(Instructions to follow) In this exercise, reproduce all the entries that follow exactly.

:: Recorded data

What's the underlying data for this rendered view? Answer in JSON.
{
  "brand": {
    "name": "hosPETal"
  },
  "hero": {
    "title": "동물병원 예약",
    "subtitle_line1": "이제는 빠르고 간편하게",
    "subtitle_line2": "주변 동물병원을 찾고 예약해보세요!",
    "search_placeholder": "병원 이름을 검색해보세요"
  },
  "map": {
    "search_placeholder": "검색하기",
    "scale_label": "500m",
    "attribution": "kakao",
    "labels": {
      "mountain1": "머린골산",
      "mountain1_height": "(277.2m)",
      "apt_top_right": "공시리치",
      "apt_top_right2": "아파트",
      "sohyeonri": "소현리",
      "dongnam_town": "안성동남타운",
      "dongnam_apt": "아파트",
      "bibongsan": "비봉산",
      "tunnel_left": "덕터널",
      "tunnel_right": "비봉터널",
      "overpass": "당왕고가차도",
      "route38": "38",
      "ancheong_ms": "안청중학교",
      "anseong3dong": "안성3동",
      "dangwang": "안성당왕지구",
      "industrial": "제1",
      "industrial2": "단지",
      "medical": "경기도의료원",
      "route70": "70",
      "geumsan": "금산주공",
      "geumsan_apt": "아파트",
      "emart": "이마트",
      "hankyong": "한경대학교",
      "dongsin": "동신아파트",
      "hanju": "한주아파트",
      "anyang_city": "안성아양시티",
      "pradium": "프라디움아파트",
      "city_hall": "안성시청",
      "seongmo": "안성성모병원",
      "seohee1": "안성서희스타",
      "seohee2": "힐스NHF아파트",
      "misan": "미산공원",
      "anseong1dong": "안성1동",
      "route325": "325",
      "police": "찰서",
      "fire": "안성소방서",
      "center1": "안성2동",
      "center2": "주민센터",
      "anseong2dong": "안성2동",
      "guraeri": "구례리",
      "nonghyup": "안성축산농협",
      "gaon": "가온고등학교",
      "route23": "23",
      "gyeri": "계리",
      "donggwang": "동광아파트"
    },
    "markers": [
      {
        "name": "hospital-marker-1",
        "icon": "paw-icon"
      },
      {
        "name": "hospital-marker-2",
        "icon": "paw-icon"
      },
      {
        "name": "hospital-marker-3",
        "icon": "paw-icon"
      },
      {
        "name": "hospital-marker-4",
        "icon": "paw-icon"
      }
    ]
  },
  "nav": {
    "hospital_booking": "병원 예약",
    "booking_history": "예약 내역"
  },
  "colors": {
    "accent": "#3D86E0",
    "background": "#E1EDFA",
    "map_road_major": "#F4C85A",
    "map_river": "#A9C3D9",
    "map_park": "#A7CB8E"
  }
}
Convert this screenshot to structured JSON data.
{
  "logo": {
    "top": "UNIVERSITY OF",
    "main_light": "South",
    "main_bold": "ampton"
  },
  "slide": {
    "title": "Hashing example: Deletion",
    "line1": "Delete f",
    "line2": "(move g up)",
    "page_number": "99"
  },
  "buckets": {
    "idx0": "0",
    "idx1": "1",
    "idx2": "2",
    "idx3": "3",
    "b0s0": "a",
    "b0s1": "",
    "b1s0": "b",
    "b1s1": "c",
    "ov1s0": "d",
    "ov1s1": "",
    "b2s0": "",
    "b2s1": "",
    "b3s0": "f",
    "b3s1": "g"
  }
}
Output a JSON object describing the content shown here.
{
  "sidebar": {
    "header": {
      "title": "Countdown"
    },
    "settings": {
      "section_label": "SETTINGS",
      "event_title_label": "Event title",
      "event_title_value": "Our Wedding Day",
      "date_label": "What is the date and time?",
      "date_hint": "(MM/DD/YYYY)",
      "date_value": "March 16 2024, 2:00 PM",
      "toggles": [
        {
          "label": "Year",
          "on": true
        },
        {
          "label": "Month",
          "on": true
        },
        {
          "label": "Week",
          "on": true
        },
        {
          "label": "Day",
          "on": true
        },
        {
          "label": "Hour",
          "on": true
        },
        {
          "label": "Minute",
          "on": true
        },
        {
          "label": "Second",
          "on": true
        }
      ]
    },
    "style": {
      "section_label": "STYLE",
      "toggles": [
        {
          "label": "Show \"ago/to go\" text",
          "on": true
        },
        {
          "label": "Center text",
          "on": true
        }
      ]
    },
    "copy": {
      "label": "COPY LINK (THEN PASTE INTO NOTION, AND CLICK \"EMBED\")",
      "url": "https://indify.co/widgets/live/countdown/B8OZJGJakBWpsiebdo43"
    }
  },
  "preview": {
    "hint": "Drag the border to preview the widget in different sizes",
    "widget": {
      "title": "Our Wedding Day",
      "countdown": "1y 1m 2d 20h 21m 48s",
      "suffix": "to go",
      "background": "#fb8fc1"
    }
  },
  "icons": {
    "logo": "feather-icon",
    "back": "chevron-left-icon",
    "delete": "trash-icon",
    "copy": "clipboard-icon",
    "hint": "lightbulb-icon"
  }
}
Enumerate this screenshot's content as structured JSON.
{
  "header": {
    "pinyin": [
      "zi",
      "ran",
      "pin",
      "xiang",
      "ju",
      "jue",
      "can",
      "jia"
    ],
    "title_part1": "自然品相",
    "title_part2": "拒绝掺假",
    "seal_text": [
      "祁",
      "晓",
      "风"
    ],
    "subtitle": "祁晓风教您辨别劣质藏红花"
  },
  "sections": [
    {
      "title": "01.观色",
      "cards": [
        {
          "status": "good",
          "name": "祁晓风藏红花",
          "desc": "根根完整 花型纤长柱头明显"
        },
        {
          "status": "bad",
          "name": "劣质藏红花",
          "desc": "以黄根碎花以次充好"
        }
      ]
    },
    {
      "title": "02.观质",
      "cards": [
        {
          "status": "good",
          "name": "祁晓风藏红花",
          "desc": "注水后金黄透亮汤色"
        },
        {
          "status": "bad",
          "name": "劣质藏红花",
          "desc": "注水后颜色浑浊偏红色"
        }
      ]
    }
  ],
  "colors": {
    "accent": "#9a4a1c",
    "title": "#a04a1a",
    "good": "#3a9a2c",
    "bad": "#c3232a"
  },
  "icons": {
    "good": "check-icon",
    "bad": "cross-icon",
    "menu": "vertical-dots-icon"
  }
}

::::

(Result)
What's the underlying data for this rendered view? Answer in JSON.
{
  "brand": {
    "name": "hosPETal"
  },
  "hero": {
    "title": "동물병원 예약",
    "subtitle_line1": "이제는 빠르고 간편하게",
    "subtitle_line2": "주변 동물병원을 찾고 예약해보세요!",
    "search_placeholder": "병원 이름을 검색해보세요"
  },
  "map": {
    "search_placeholder": "검색하기",
    "scale_label": "500m",
    "attribution": "kakao",
    "labels": {
      "mountain1": "머린골산",
      "mountain1_height": "(277.2m)",
      "apt_top_right": "공시리치",
      "apt_top_right2": "아파트",
      "sohyeonri": "소현리",
      "dongnam_town": "안성동남타운",
      "dongnam_apt": "아파트",
      "bibongsan": "비봉산",
      "tunnel_left": "덕터널",
      "tunnel_right": "비봉터널",
      "overpass": "당왕고가차도",
      "route38": "38",
      "ancheong_ms": "안청중학교",
      "anseong3dong": "안성3동",
      "dangwang": "안성당왕지구",
      "industrial": "제1",
      "industrial2": "단지",
      "medical": "경기도의료원",
      "route70": "70",
      "geumsan": "금산주공",
      "geumsan_apt": "아파트",
      "emart": "이마트",
      "hankyong": "한경대학교",
      "dongsin": "동신아파트",
      "hanju": "한주아파트",
      "anyang_city": "안성아양시티",
      "pradium": "프라디움아파트",
      "city_hall": "안성시청",
      "seongmo": "안성성모병원",
      "seohee1": "안성서희스타",
      "seohee2": "힐스NHF아파트",
      "misan": "미산공원",
      "anseong1dong": "안성1동",
      "route325": "325",
      "police": "찰서",
      "fire": "안성소방서",
      "center1": "안성2동",
      "center2": "주민센터",
      "anseong2dong": "안성2동",
      "guraeri": "구례리",
      "nonghyup": "안성축산농협",
      "gaon": "가온고등학교",
      "route23": "23",
      "gyeri": "계리",
      "donggwang": "동광아파트"
    },
    "markers": [
      {
        "name": "hospital-marker-1",
        "icon": "paw-icon"
      },
      {
        "name": "hospital-marker-2",
        "icon": "paw-icon"
      },
      {
        "name": "hospital-marker-3",
        "icon": "paw-icon"
      },
      {
        "name": "hospital-marker-4",
        "icon": "paw-icon"
      }
    ]
  },
  "nav": {
    "hospital_booking": "병원 예약",
    "booking_history": "예약 내역"
  },
  "colors": {
    "accent": "#3D86E0",
    "background": "#E1EDFA",
    "map_road_major": "#F4C85A",
    "map_river": "#A9C3D9",
    "map_park": "#A7CB8E"
  }
}
Convert this screenshot to structured JSON data.
{
  "logo": {
    "top": "UNIVERSITY OF",
    "main_light": "South",
    "main_bold": "ampton"
  },
  "slide": {
    "title": "Hashing example: Deletion",
    "line1": "Delete f",
    "line2": "(move g up)",
    "page_number": "99"
  },
  "buckets": {
    "idx0": "0",
    "idx1": "1",
    "idx2": "2",
    "idx3": "3",
    "b0s0": "a",
    "b0s1": "",
    "b1s0": "b",
    "b1s1": "c",
    "ov1s0": "d",
    "ov1s1": "",
    "b2s0": "",
    "b2s1": "",
    "b3s0": "f",
    "b3s1": "g"
  }
}
Output a JSON object describing the content shown here.
{
  "sidebar": {
    "header": {
      "title": "Countdown"
    },
    "settings": {
      "section_label": "SETTINGS",
      "event_title_label": "Event title",
      "event_title_value": "Our Wedding Day",
      "date_label": "What is the date and time?",
      "date_hint": "(MM/DD/YYYY)",
      "date_value": "March 16 2024, 2:00 PM",
      "toggles": [
        {
          "label": "Year",
          "on": true
        },
        {
          "label": "Month",
          "on": true
        },
        {
          "label": "Week",
          "on": true
        },
        {
          "label": "Day",
          "on": true
        },
        {
          "label": "Hour",
          "on": true
        },
        {
          "label": "Minute",
          "on": true
        },
        {
          "label": "Second",
          "on": true
        }
      ]
    },
    "style": {
      "section_label": "STYLE",
      "toggles": [
        {
          "label": "Show \"ago/to go\" text",
          "on": true
        },
        {
          "label": "Center text",
          "on": true
        }
      ]
    },
    "copy": {
      "label": "COPY LINK (THEN PASTE INTO NOTION, AND CLICK \"EMBED\")",
      "url": "https://indify.co/widgets/live/countdown/B8OZJGJakBWpsiebdo43"
    }
  },
  "preview": {
    "hint": "Drag the border to preview the widget in different sizes",
    "widget": {
      "title": "Our Wedding Day",
      "countdown": "1y 1m 2d 20h 21m 48s",
      "suffix": "to go",
      "background": "#fb8fc1"
    }
  },
  "icons": {
    "logo": "feather-icon",
    "back": "chevron-left-icon",
    "delete": "trash-icon",
    "copy": "clipboard-icon",
    "hint": "lightbulb-icon"
  }
}
Enumerate this screenshot's content as structured JSON.
{
  "header": {
    "pinyin": [
      "zi",
      "ran",
      "pin",
      "xiang",
      "ju",
      "jue",
      "can",
      "jia"
    ],
    "title_part1": "自然品相",
    "title_part2": "拒绝掺假",
    "seal_text": [
      "祁",
      "晓",
      "风"
    ],
    "subtitle": "祁晓风教您辨别劣质藏红花"
  },
  "sections": [
    {
      "title": "01.观色",
      "cards": [
        {
          "status": "good",
          "name": "祁晓风藏红花",
          "desc": "根根完整 花型纤长柱头明显"
        },
        {
          "status": "bad",
          "name": "劣质藏红花",
          "desc": "以黄根碎花以次充好"
        }
      ]
    },
    {
      "title": "02.观质",
      "cards": [
        {
          "status": "good",
          "name": "祁晓风藏红花",
          "desc": "注水后金黄透亮汤色"
        },
        {
          "status": "bad",
          "name": "劣质藏红花",
          "desc": "注水后颜色浑浊偏红色"
        }
      ]
    }
  ],
  "colors": {
    "accent": "#9a4a1c",
    "title": "#a04a1a",
    "good": "#3a9a2c",
    "bad": "#c3232a"
  },
  "icons": {
    "good": "check-icon",
    "bad": "cross-icon",
    "menu": "vertical-dots-icon"
  }
}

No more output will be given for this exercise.